======== Records for the exercise
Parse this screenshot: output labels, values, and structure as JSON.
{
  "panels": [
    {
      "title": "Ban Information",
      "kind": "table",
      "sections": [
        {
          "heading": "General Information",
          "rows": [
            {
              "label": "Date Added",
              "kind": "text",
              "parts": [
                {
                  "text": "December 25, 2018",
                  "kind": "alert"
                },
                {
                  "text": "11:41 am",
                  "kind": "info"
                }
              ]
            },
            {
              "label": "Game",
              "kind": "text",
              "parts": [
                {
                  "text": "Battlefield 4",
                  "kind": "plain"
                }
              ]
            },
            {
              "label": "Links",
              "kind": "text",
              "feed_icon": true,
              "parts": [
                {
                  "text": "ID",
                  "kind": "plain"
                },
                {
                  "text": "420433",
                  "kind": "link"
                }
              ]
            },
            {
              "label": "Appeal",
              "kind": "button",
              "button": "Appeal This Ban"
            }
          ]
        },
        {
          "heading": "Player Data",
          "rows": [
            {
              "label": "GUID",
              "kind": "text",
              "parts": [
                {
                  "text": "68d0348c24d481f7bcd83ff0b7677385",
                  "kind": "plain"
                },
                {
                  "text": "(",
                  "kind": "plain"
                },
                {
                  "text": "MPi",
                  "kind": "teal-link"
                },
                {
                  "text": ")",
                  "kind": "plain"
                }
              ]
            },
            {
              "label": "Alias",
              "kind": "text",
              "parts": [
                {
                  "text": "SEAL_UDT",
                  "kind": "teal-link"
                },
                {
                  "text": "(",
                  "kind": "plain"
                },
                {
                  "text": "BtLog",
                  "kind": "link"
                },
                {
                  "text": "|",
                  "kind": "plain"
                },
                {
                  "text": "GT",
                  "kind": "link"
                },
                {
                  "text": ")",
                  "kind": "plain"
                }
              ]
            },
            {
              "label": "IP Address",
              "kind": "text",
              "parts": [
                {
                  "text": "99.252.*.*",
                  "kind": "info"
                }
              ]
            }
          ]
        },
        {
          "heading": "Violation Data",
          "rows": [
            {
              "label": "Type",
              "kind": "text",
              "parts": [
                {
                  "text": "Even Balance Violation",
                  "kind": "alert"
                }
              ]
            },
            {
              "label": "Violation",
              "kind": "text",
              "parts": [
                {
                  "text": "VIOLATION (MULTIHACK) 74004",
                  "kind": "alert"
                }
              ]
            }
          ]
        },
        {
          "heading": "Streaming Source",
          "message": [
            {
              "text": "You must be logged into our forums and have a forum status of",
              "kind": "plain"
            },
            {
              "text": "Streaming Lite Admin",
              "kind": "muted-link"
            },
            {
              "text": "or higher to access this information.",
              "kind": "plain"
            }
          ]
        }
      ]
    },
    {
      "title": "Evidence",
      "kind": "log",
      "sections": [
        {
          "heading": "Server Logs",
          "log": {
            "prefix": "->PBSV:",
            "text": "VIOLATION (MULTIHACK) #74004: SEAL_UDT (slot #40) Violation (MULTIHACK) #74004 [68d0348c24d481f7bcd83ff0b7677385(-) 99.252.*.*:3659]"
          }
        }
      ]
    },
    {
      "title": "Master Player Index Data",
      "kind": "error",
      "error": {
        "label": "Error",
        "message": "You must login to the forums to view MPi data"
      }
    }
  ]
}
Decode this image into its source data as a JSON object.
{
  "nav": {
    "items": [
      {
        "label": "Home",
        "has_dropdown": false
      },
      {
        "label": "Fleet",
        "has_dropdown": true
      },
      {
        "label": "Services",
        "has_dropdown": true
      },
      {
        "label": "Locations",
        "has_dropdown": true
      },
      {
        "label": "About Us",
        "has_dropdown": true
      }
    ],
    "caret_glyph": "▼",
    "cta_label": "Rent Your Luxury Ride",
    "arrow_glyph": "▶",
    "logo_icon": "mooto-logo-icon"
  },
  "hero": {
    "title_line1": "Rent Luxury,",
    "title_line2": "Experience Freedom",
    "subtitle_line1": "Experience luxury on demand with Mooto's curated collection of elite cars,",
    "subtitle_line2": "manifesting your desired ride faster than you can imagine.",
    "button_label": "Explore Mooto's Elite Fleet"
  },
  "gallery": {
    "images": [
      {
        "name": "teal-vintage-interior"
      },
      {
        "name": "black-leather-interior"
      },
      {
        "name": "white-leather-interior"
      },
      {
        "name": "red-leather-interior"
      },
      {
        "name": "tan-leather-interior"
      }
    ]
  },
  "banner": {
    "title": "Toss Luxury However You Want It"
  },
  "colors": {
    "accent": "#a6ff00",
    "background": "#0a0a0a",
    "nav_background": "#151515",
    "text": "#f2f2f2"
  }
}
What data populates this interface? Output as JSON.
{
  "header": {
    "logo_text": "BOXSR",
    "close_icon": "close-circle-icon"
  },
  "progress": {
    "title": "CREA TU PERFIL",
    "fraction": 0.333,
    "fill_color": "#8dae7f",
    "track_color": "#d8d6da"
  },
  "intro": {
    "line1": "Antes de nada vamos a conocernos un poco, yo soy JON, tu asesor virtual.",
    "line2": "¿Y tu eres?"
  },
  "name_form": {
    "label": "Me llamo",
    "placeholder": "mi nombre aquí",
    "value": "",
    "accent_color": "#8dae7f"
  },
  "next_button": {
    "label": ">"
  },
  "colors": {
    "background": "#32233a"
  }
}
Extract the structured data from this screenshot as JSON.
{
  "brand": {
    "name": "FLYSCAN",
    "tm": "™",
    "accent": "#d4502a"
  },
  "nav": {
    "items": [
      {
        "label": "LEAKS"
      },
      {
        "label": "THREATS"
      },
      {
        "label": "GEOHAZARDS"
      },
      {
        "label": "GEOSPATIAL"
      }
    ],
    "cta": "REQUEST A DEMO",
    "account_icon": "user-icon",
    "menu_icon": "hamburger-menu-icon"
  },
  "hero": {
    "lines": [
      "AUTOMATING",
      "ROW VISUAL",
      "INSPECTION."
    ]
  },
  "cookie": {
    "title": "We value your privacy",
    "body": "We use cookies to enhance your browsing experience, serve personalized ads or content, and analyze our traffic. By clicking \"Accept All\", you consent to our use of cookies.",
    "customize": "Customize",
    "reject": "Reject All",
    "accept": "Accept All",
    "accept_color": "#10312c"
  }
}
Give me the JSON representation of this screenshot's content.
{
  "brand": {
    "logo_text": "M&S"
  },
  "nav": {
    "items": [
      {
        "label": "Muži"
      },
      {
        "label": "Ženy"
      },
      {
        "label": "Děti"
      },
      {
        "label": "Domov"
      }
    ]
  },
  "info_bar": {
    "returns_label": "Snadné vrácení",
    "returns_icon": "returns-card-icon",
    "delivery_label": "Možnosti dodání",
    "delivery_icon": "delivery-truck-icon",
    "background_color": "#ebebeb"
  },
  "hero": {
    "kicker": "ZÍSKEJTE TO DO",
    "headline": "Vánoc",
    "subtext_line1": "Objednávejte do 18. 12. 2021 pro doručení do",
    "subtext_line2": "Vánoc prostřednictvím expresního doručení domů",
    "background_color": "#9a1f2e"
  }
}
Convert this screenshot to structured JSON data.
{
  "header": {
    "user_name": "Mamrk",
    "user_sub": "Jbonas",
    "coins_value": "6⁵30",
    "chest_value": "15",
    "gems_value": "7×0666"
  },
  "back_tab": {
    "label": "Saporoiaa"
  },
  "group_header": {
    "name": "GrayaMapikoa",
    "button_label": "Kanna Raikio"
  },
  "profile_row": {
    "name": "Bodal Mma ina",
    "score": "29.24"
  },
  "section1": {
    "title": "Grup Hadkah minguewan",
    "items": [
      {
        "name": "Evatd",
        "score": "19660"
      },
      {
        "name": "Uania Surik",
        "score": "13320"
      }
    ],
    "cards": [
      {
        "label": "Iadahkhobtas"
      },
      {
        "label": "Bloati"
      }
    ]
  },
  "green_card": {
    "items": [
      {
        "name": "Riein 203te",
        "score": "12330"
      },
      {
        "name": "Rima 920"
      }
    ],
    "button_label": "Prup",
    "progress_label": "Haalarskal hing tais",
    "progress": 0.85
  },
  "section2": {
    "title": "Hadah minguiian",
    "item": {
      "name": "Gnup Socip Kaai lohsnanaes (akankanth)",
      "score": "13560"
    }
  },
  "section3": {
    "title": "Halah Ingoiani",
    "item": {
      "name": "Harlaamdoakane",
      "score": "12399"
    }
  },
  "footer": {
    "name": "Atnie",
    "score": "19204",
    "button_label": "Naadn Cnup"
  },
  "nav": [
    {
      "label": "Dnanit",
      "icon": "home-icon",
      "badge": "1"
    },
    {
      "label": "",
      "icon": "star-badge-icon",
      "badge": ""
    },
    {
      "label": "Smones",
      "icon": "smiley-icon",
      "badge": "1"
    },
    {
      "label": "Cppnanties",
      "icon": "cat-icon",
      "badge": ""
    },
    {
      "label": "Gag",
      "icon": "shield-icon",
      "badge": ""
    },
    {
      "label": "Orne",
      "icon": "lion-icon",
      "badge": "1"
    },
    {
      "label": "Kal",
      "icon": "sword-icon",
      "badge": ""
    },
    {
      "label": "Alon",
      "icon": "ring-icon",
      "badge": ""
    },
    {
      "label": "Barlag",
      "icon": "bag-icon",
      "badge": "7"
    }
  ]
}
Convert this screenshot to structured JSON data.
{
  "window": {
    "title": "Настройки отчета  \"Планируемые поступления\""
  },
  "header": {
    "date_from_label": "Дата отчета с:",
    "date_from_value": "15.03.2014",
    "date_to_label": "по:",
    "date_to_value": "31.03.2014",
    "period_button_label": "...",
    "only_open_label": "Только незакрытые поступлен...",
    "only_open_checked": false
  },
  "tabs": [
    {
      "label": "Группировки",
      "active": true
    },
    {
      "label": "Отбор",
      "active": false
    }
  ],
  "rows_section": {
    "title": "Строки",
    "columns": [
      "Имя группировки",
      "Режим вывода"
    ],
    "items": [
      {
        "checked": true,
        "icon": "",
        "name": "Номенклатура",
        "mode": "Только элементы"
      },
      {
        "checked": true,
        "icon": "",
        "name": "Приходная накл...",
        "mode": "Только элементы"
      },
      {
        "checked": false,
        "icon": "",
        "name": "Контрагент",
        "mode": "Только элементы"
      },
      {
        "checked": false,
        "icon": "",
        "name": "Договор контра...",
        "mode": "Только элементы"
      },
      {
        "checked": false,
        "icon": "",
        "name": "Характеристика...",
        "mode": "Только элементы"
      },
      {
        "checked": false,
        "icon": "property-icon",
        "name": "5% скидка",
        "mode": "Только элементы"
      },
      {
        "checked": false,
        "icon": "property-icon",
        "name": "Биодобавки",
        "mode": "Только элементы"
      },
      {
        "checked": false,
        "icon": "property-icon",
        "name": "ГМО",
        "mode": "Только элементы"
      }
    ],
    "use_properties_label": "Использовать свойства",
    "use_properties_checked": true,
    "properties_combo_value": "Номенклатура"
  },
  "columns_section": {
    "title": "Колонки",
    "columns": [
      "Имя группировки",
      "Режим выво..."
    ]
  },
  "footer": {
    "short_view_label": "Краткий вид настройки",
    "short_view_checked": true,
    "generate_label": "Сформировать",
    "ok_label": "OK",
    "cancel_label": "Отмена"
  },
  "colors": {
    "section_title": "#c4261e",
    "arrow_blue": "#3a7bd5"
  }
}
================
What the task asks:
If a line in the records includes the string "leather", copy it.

Reply:
        "name": "black-leather-interior"
        "name": "white-leather-interior"
        "name": "red-leather-interior"
        "name": "tan-leather-interior"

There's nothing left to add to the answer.